Do current events in Kosovo herald the end of the Kosovo myth? The Belgrade ethnologist Ivan Colovic attempted to reply to this question at a seminar at Zabljaka last Sunday, and here is a brief, characteristic passage from his intervention. Searching for the real meaning of the conflict in Kosovo, says Colovic, some newspapers have revealed that the true heart of Kosovo lies not in the tales of Serb saints, mediaeval monasteries and graves but in the Trepca mines, with their vast mineral wealth. Nasa Borba quotes Robert Fisk writing in The Independent: 'Goodbye to monasteries and churches, Serb Orthodox graves, mosaics, frescoes and Byzantine temples. Goodbye to the spiritual strength of Kosovo. For here, deep in the mines of Trepca, lies the tangible value of this dangerous province for Slobodan Milosevic, the richest piece of property in the Balkans, the vault of Serbia, whose worth in demonstrated and estimated reserves of lead, zinc, cadmium, silver and gold is a full three billion pounds. Even if the field of Kosovo - the meadow laced with poppies where the Turks defeated mediaeval Serbia - were to be abandoned to the Albanians who comprise 90% of the population of Kosovo, what Serb would ever renounce the Trepca mine?'
The value of Trepca is here revealed, Colovic continues, to have at least one thing in common with the value of the mythical Kosovo: Serbs are dying for it. The story of Trepca is thereby reduced to a variant of the myth of the Kosovo sacrifice. In this variant the Kosovo story becomes one of buried treasure, with its fabulous value and its guardian of dread aspect.
The Kosovo myth is still alive. It is, however, in the general, and especially in the Serbian, interest that it should be terminated. For example, by comprehending the disparities between the myth and the historical facts. This is the opinion defended by Noel Malcolm. He demolishes certain arbitrary, if not wholly mythical, representations of Kosovo, arguing among other things that 'until the last hundred years or so [there was no] "ethnic conflict" between Albanians and Serbs. Slav and Albanian mountain clans had long traditions of cooperation and intermarriage, and, in some cases, legends of common ancestry.' After all, 'the ethnic divisions between Serbs and Albanians were never entirely clear-cut.' The conclusion is that Serbs could build their identity without Kosovo, which they could experience as a spiritual rather than a physical space.

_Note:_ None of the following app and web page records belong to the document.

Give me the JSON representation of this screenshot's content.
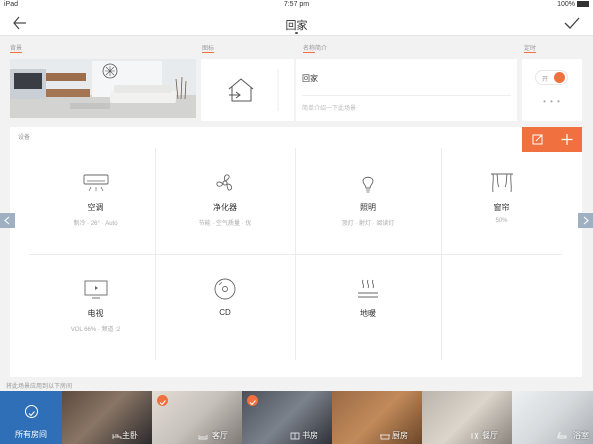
{
  "status_bar": {
    "device": "iPad",
    "time": "7:57 pm",
    "battery": "100%"
  },
  "nav": {
    "title": "回家"
  },
  "sections": {
    "background": "背景",
    "icon": "图标",
    "name_intro": "名称简介",
    "timer": "定时",
    "devices": "设备"
  },
  "scene": {
    "name": "回家",
    "description": "简单介绍一下此场景"
  },
  "timer": {
    "toggle_label": "开",
    "more_label": "• • •"
  },
  "devices": [
    {
      "name": "空调",
      "status": "制冷 · 26° · Auto",
      "icon": "air-conditioner-icon"
    },
    {
      "name": "净化器",
      "status": "节能 · 空气质量 · 优",
      "icon": "fan-icon"
    },
    {
      "name": "照明",
      "status": "顶灯 · 射灯 · 阅读灯",
      "icon": "bulb-icon"
    },
    {
      "name": "窗帘",
      "status": "50%",
      "icon": "curtain-icon"
    },
    {
      "name": "电视",
      "status": "VOL 66% · 频道 :2",
      "icon": "tv-icon"
    },
    {
      "name": "CD",
      "status": "",
      "icon": "cd-icon"
    },
    {
      "name": "地暖",
      "status": "",
      "icon": "floor-heating-icon"
    }
  ],
  "hint": "将此场景应用到以下房间",
  "rooms": [
    {
      "name": "所有房间",
      "checked": false
    },
    {
      "name": "主卧",
      "checked": false
    },
    {
      "name": "客厅",
      "checked": true
    },
    {
      "name": "书房",
      "checked": true
    },
    {
      "name": "厨房",
      "checked": false
    },
    {
      "name": "餐厅",
      "checked": false
    },
    {
      "name": "浴室",
      "checked": false
    }
  ],
  "colors": {
    "accent": "#f07040",
    "rooms_all": "#2f6fb8",
    "page_arrow": "#9fb0c3"
  }
}
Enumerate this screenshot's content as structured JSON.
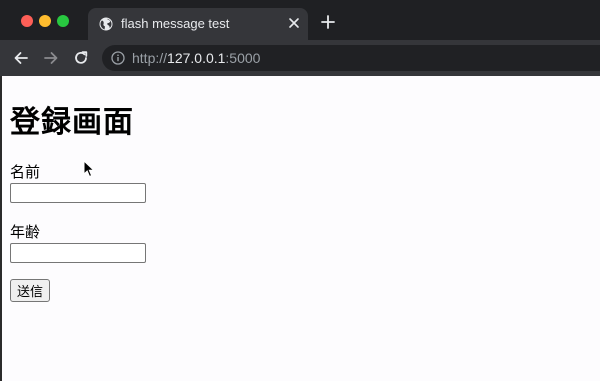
{
  "browser": {
    "tab": {
      "title": "flash message test",
      "favicon": "globe-icon",
      "close_icon": "close-icon"
    },
    "new_tab_icon": "plus-icon",
    "nav": {
      "back_icon": "arrow-left-icon",
      "forward_icon": "arrow-right-icon",
      "reload_icon": "reload-icon"
    },
    "address_bar": {
      "security_icon": "info-icon",
      "scheme": "http://",
      "host": "127.0.0.1",
      "port": ":5000"
    },
    "colors": {
      "tabstrip": "#1f2023",
      "active_tab": "#35363a",
      "omnibox": "#202124",
      "close": "#fe5f57",
      "minimize": "#febc2e",
      "maximize": "#28c840"
    }
  },
  "page": {
    "title": "登録画面",
    "form": {
      "name_label": "名前",
      "name_value": "",
      "age_label": "年齢",
      "age_value": "",
      "submit_label": "送信"
    }
  }
}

Ivan Colovic's argument carries force. Serb 'map-makers' - from academicians Cosic, Markovic, Macura and Isakovic, through university professor Cavoski, to other 'national workers' of the Kalajic type - have long since 'partitioned' Kosovo: to the Serbs goes Trepca, to the Albanians all the monasteries and other Serb 'spiritual spaces'. Simply put, these 'professional' Serbs have always been ready to exchange their 'cradle of Serbdom' for (what else but) gold ! There exists, however, a different view. Arban Xhaferi, president of the Democratic Party of Albanians in Macedonia, says: 'Looked at geostrategically, I do not believe that Kosovo is so important for Serbia. Kosovo for Serbia is an appendix. Of particular geostrategic importance for Serbia are Montenegro and the Sandzak, as well as the narrow strip between Presevo and Vranja which links it to Macedonia. That corridor allows Serbia to communicate with Greece. I believe that Kosovo is in every respect lost for Serbia. Furthermore, I do not believe in any form of partition for Kosovo. That could not succeed, because the logic of maps drawn up in certain offices stands in contradiction to the logic of life.'
End of the old or beginning of a new Kosovo myth?!
Dragomir Olujic, a Belgrade sociologist and journalist, has been active in Serbian opposition circles since the late sixties and was one of the 'Belgrade Six' targeted by regime hardliners for a show trial in 1984.